Look through the listing below, and wherever a line has the string "information", pull it out.

> _PROVIDED DATA_:

§

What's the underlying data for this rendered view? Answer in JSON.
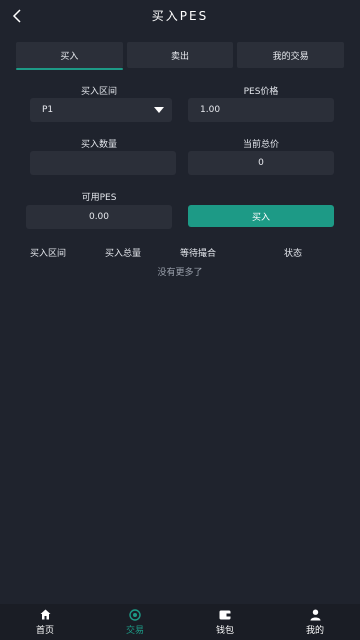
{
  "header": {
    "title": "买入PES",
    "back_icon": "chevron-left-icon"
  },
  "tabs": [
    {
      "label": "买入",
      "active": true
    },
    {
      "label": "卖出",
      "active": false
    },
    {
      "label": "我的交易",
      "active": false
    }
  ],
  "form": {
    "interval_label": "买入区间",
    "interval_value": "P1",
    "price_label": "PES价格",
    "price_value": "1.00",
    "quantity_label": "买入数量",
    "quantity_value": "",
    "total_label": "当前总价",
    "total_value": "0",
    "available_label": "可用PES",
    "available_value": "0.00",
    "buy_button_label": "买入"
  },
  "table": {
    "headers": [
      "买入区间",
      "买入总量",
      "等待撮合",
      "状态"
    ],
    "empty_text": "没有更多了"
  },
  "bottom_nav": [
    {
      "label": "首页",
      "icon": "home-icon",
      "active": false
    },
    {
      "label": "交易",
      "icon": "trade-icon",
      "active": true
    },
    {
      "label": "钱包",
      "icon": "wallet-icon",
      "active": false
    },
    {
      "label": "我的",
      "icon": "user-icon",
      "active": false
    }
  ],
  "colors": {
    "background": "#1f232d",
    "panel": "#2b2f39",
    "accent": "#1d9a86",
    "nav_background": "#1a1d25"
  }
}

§

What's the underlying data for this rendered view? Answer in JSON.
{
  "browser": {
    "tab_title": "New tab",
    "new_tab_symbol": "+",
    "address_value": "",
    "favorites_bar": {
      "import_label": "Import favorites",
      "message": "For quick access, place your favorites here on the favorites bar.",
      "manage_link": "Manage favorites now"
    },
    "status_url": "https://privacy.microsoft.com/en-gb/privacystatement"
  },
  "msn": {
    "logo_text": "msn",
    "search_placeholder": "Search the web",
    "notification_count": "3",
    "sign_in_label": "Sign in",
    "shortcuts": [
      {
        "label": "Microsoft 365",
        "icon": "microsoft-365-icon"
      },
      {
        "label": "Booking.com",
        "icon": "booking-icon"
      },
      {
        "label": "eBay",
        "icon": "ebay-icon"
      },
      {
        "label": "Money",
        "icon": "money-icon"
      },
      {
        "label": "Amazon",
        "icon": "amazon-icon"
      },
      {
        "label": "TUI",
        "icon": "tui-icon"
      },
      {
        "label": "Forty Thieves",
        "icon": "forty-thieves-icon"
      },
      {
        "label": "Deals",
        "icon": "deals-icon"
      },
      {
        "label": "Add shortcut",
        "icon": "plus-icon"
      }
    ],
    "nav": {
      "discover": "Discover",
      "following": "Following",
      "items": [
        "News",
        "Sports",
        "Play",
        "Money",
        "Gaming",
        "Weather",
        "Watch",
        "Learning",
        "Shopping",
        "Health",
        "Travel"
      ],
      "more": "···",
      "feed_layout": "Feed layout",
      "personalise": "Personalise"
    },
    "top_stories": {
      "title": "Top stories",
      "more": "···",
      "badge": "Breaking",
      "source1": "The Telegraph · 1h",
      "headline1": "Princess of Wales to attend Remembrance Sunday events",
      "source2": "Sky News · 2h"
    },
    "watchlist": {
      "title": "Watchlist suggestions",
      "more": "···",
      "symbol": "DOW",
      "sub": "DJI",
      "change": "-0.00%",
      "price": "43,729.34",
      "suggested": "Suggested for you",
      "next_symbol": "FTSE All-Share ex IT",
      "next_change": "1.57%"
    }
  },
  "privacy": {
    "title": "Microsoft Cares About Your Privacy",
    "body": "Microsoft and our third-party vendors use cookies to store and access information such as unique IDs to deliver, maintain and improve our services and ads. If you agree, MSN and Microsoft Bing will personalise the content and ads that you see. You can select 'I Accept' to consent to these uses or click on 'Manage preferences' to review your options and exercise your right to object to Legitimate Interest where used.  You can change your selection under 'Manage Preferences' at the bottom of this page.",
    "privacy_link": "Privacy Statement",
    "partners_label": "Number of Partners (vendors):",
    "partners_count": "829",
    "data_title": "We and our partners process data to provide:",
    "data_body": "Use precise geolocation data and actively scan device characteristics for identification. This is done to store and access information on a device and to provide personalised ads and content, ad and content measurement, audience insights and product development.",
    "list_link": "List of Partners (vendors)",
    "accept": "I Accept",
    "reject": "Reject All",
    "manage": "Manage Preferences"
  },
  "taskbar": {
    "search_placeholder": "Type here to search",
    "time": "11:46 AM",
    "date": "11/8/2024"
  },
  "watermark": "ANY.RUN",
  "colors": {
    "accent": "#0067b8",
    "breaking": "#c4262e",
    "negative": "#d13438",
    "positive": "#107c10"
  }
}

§

> _OUTPUT FOR THIS TASK_:
    "body": "Microsoft and our third-party vendors use cookies to store and access information such as unique IDs to deliver, maintain and improve our services and ads. If you agree, MSN and Microsoft Bing will personalise the content and ads that you see. You can select 'I Accept' to consent to these uses or click on 'Manage preferences' to review your options and exercise your right to object to Legitimate Interest where used.  You can change your selection under 'Manage Preferences' at the bottom of this page.",
    "data_body": "Use precise geolocation data and actively scan device characteristics for identification. This is done to store and access information on a device and to provide personalised ads and content, ad and content measurement, audience insights and product development.",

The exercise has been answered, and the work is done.